**Work order**
Check each line of the data, and copy those where "double" appears.

App and web page records:

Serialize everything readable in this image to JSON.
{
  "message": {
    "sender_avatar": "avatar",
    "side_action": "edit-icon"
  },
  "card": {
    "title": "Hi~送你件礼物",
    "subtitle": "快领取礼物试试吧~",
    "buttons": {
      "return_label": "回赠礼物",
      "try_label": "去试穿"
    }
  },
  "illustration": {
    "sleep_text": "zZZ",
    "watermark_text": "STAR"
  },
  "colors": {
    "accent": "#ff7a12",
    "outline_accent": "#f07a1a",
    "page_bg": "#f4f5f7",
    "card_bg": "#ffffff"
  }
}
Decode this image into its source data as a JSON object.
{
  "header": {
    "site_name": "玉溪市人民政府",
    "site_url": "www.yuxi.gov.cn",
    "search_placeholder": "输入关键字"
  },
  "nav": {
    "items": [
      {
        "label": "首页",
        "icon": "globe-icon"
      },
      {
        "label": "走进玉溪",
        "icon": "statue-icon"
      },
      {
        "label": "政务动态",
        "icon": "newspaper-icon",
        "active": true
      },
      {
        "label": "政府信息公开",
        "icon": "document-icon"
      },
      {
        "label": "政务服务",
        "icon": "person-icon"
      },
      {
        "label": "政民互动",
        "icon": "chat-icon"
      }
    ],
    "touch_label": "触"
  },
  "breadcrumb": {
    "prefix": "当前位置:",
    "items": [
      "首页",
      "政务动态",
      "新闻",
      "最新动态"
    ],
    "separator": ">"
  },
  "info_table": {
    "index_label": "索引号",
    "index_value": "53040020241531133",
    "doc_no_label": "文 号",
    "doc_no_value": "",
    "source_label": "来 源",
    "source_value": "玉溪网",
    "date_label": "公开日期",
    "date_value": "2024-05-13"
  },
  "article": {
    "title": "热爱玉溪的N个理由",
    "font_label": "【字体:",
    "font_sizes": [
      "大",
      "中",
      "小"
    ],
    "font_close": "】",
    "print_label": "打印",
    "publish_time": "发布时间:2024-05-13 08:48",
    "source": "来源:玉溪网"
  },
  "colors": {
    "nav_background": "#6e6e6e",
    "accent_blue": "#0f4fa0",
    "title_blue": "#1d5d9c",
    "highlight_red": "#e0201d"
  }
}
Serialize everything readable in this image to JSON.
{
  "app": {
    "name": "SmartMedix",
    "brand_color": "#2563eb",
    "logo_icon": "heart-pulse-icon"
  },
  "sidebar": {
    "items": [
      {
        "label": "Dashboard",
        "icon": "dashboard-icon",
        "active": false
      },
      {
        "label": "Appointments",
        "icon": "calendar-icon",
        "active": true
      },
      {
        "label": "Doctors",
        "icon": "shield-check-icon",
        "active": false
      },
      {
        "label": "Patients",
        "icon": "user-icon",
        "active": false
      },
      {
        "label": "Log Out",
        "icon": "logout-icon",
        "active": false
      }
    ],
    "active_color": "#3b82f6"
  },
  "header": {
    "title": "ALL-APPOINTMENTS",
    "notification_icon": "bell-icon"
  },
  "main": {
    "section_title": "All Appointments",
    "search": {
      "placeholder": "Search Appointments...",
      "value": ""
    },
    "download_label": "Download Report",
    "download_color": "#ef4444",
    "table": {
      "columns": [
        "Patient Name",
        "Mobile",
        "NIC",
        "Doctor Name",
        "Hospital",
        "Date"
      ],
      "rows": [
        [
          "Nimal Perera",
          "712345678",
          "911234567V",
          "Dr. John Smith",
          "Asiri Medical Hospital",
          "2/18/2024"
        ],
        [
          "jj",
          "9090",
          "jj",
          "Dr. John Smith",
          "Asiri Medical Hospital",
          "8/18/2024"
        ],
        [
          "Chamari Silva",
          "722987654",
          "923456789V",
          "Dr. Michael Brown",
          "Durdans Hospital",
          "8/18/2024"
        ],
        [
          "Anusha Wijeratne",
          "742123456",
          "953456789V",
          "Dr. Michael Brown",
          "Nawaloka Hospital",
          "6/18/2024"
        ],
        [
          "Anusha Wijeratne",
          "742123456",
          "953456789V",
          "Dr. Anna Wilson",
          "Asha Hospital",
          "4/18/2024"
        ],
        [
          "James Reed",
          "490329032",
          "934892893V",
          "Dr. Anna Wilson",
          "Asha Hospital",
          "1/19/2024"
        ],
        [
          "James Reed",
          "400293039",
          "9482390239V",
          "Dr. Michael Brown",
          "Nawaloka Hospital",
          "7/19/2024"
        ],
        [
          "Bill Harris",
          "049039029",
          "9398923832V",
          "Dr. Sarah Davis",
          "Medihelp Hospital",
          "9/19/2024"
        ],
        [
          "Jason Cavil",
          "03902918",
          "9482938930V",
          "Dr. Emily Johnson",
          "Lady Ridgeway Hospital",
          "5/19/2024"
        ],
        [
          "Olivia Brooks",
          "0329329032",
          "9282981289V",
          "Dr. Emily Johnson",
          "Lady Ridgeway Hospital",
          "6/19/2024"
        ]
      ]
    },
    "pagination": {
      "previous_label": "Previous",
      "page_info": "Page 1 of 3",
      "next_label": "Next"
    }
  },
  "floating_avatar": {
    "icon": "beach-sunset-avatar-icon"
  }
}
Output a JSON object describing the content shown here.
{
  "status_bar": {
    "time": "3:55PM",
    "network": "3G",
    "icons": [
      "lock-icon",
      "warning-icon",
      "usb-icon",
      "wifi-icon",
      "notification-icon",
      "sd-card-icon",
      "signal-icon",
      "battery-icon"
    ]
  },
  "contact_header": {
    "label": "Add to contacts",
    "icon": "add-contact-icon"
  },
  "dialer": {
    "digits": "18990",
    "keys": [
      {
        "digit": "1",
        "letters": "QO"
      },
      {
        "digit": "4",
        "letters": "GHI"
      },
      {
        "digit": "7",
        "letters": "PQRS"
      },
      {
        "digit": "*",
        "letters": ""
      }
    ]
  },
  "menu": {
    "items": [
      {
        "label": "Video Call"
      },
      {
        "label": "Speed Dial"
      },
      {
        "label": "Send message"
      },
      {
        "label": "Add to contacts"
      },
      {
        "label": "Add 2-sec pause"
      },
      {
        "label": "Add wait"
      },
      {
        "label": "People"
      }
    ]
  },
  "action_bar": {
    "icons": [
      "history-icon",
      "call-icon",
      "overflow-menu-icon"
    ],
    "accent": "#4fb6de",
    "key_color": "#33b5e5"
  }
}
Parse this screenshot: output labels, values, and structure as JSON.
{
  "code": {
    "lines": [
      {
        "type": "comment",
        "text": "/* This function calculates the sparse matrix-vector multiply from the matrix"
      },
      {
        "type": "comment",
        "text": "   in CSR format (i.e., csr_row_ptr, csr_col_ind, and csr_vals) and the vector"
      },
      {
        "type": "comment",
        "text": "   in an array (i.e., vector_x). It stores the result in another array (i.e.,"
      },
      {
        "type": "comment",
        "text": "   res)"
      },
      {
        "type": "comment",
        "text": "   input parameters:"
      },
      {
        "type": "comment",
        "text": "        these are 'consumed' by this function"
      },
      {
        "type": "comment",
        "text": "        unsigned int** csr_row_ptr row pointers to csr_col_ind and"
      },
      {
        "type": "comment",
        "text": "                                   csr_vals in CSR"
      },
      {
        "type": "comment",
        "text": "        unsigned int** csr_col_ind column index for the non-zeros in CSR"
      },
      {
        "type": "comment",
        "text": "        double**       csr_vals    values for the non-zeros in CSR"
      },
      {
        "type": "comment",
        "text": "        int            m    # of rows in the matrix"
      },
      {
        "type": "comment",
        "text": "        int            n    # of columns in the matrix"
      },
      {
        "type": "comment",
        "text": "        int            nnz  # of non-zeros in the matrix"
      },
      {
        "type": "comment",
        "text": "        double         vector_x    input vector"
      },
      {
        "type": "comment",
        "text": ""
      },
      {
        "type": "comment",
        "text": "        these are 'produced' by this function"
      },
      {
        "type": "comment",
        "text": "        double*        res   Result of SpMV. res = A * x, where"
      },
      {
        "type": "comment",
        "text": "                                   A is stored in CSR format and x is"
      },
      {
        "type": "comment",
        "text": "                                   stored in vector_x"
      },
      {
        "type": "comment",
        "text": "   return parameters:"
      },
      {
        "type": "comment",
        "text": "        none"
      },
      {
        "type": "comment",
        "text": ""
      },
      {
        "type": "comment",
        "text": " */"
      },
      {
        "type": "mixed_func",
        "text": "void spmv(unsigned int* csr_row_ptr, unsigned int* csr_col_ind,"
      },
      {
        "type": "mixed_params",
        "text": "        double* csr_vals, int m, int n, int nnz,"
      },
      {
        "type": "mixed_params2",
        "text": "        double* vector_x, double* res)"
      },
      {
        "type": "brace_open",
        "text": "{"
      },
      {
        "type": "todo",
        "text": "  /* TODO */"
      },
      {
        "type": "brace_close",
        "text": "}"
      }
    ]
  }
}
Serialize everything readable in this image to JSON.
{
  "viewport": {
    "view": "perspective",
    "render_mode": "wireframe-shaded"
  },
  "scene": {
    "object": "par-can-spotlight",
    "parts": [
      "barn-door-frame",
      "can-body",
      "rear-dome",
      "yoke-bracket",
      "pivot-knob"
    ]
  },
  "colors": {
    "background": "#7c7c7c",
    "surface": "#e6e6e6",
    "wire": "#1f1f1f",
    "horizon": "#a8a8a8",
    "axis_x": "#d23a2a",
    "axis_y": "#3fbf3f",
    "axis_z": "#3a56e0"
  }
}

**Result of the task**
        "text": "        double**       csr_vals    values for the non-zeros in CSR"
        "text": "        double         vector_x    input vector"
        "text": "        double*        res   Result of SpMV. res = A * x, where"
        "text": "        double* csr_vals, int m, int n, int nnz,"
        "text": "        double* vector_x, double* res)"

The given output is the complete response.